§ WHAT TO WORK ON
Check each line of the records below for the word "title" and copy those where it appears.

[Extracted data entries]
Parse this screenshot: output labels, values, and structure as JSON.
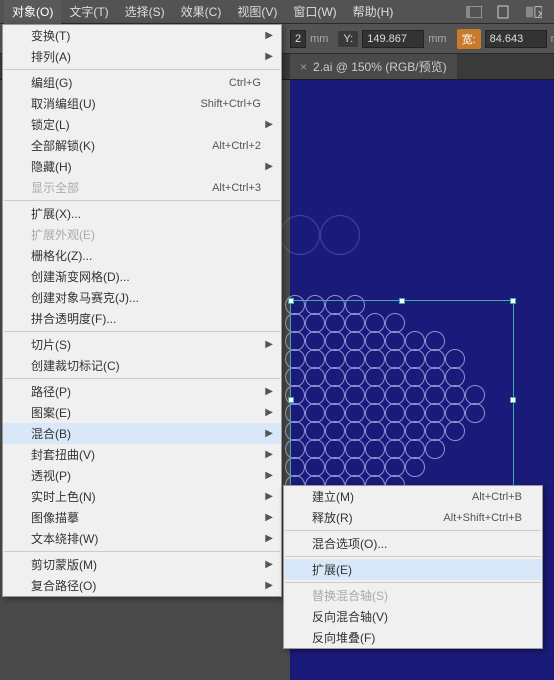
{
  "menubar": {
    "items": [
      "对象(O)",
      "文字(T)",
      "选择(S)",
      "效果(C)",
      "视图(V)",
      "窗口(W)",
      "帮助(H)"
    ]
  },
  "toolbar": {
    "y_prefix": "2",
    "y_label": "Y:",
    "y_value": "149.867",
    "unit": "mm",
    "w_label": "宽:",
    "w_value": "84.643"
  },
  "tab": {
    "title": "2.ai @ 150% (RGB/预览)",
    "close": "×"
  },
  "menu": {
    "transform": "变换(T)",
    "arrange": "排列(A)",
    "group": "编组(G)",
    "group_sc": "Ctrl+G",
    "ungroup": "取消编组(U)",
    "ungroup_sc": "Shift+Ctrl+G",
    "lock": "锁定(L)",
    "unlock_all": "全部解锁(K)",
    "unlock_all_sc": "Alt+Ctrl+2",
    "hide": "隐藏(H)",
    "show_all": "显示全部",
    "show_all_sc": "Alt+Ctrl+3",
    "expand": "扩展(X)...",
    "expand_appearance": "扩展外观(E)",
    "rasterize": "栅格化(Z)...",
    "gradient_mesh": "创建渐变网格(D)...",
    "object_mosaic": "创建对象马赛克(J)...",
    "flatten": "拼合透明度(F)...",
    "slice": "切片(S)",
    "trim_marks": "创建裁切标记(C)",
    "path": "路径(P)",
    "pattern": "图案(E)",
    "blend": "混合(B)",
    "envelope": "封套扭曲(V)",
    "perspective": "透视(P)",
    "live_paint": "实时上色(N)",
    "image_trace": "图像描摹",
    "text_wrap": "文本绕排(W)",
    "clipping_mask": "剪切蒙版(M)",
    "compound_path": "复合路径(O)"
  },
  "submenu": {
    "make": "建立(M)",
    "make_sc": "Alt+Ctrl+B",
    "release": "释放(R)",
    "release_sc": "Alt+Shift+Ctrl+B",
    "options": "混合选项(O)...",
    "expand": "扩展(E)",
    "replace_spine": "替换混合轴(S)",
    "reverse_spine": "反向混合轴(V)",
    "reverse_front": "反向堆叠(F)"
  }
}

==

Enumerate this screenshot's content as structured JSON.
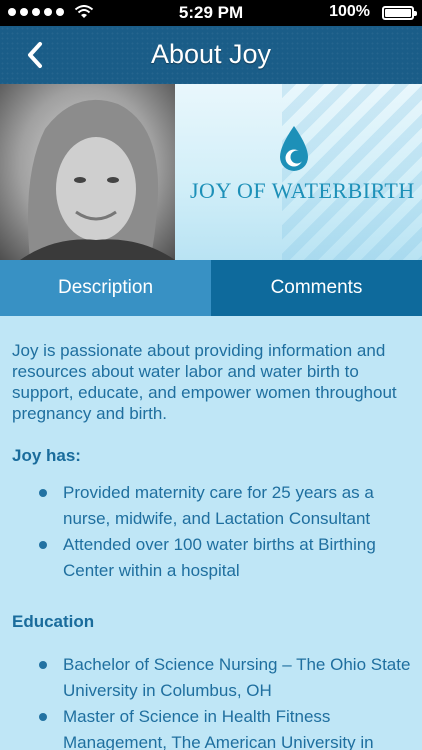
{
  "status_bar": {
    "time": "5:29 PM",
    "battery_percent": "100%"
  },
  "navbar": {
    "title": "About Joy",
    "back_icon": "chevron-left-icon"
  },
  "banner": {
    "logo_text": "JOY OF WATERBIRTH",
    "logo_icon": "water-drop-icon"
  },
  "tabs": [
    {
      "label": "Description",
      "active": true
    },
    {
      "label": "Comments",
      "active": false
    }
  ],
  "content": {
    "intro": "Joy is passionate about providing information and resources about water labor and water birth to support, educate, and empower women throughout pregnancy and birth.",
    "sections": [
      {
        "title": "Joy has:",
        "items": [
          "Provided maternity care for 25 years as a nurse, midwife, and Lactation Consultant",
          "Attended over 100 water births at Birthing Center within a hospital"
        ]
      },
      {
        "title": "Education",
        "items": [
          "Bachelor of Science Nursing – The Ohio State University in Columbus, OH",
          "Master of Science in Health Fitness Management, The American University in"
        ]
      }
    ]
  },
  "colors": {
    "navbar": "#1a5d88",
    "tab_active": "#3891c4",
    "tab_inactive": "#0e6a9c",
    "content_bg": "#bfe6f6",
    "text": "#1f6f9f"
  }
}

§ ANSWER SECTION
    "title": "2.ai @ 150% (RGB/预览)",
    "title": "About Joy",
        "title": "Joy has:",
        "title": "Education",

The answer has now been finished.